INFORMATION GIVEN:
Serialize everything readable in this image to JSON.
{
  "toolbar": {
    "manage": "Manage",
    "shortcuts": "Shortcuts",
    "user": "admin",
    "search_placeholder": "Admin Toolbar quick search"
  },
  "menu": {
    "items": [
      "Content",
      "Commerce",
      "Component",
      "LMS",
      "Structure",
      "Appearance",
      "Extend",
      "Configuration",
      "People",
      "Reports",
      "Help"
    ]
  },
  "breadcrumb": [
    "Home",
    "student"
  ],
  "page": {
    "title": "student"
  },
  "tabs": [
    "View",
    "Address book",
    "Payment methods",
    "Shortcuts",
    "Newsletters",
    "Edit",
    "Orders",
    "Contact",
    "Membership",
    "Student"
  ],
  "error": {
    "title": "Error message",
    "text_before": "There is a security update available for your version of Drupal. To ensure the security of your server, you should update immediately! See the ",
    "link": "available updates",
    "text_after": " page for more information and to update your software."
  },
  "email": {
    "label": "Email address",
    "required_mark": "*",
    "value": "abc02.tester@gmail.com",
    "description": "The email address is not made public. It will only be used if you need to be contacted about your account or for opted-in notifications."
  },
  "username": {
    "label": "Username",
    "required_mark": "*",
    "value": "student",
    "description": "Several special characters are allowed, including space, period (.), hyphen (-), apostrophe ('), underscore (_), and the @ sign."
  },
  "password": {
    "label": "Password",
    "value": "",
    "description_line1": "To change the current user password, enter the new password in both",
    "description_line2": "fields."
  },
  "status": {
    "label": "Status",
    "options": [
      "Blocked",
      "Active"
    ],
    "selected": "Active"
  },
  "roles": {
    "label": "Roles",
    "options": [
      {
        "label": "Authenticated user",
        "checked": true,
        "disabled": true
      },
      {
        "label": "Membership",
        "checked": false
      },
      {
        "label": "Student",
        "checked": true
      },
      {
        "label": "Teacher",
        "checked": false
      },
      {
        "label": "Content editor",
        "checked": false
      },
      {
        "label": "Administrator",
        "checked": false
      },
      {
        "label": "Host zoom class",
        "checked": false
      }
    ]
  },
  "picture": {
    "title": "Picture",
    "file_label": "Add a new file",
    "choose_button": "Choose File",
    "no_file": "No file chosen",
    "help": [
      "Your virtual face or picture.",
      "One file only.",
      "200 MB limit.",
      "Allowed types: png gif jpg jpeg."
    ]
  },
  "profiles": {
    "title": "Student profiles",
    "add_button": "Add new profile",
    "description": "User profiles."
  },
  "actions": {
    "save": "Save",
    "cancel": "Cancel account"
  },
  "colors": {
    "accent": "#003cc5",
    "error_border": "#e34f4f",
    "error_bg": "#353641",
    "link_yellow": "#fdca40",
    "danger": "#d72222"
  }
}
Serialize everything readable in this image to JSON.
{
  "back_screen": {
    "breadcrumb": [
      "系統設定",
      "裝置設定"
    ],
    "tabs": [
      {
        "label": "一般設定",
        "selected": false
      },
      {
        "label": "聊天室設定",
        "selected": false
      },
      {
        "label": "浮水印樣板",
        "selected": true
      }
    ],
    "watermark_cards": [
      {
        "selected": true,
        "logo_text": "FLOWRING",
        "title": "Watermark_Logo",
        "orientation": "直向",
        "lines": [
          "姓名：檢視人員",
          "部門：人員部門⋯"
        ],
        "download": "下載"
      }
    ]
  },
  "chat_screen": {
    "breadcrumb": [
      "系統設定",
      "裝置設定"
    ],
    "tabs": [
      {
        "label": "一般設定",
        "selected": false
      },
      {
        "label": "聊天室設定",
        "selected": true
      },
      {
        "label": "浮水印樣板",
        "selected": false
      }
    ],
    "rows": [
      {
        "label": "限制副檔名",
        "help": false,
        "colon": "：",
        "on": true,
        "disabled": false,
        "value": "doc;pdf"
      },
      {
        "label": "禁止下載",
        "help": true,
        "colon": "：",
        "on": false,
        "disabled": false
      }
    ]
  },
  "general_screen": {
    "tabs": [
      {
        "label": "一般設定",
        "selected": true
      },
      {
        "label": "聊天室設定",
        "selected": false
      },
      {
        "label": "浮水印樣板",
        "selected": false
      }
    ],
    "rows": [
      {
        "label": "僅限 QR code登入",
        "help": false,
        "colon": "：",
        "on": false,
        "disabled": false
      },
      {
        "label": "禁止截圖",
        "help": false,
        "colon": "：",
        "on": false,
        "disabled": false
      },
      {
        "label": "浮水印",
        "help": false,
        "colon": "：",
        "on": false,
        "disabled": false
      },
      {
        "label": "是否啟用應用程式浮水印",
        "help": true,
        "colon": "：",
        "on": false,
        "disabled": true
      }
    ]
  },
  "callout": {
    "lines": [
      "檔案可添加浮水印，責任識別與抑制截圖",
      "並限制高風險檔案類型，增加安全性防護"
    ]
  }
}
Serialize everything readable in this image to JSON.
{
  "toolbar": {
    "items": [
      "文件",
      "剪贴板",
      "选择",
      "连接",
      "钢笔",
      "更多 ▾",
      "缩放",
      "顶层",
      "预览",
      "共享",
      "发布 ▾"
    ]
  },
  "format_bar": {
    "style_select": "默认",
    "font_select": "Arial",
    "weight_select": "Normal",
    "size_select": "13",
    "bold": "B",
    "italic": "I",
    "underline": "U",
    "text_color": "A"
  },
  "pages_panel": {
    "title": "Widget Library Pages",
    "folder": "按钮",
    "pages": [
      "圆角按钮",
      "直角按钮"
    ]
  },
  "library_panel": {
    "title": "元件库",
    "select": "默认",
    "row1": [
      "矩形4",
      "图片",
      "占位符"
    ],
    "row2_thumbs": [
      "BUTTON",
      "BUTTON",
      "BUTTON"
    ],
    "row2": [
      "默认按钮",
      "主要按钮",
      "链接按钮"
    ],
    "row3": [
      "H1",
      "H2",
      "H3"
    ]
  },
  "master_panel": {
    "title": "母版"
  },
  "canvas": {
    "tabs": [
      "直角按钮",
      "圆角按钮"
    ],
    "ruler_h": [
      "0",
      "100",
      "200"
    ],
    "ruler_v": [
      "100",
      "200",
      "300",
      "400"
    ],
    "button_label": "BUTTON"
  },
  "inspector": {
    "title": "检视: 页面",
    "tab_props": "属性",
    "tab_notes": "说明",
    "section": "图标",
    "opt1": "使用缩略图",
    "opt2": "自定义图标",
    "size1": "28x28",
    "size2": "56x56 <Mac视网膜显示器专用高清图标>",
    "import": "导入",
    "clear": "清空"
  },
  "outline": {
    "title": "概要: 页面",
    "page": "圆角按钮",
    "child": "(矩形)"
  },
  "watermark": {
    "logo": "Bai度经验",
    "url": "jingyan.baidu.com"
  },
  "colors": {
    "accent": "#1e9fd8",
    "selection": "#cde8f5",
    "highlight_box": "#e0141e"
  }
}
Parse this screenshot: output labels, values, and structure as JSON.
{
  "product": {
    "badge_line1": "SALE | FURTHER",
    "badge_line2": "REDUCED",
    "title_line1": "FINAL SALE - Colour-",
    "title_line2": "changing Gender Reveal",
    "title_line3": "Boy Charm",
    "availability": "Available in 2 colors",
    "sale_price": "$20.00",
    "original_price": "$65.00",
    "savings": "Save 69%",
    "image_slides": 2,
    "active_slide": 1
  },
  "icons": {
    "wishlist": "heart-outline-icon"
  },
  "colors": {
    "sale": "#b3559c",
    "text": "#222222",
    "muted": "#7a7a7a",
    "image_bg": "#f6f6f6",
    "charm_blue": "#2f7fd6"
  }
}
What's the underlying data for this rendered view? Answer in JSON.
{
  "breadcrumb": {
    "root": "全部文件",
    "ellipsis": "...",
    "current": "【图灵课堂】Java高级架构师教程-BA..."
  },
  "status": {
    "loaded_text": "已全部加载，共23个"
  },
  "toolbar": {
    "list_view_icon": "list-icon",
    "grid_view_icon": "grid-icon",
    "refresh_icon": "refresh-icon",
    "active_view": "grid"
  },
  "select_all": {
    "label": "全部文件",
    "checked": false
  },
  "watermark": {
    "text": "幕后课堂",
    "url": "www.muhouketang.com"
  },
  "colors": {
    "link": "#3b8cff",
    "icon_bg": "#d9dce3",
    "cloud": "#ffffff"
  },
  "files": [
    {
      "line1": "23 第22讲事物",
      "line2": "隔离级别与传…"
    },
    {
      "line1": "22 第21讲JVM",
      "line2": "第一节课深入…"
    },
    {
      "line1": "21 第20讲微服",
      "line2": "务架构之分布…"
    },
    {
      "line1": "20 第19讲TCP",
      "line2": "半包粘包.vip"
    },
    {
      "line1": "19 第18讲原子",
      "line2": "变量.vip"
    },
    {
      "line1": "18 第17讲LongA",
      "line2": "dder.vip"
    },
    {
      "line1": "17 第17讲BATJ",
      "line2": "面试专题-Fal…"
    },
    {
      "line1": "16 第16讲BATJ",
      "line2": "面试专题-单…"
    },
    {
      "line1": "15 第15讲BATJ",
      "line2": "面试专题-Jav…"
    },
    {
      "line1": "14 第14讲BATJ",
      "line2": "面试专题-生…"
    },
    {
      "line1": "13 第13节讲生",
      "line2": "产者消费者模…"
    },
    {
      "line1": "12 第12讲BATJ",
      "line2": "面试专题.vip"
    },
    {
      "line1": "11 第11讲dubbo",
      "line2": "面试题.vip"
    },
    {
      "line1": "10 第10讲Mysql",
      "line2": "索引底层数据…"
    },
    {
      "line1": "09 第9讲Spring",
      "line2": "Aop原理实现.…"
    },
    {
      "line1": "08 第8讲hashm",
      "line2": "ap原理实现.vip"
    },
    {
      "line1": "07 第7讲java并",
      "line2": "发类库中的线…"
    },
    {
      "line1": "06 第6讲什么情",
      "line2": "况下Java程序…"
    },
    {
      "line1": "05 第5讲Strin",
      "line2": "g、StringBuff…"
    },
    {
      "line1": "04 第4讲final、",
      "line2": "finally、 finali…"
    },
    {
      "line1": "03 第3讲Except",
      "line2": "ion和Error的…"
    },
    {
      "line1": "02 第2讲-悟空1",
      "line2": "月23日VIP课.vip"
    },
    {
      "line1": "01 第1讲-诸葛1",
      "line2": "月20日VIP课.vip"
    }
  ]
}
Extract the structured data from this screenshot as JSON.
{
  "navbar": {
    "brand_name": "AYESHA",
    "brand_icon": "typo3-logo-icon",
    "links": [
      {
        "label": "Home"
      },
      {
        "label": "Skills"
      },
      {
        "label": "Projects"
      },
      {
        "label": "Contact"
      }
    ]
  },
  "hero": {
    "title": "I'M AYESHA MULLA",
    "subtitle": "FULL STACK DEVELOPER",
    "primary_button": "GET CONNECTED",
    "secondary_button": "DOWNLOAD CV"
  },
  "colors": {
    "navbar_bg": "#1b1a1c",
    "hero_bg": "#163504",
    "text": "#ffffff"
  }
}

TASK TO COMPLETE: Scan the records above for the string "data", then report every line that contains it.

COMPLETED EXERCISE:
What's the underlying data for this rendered view? Answer in JSON.
Extract the structured data from this screenshot as JSON.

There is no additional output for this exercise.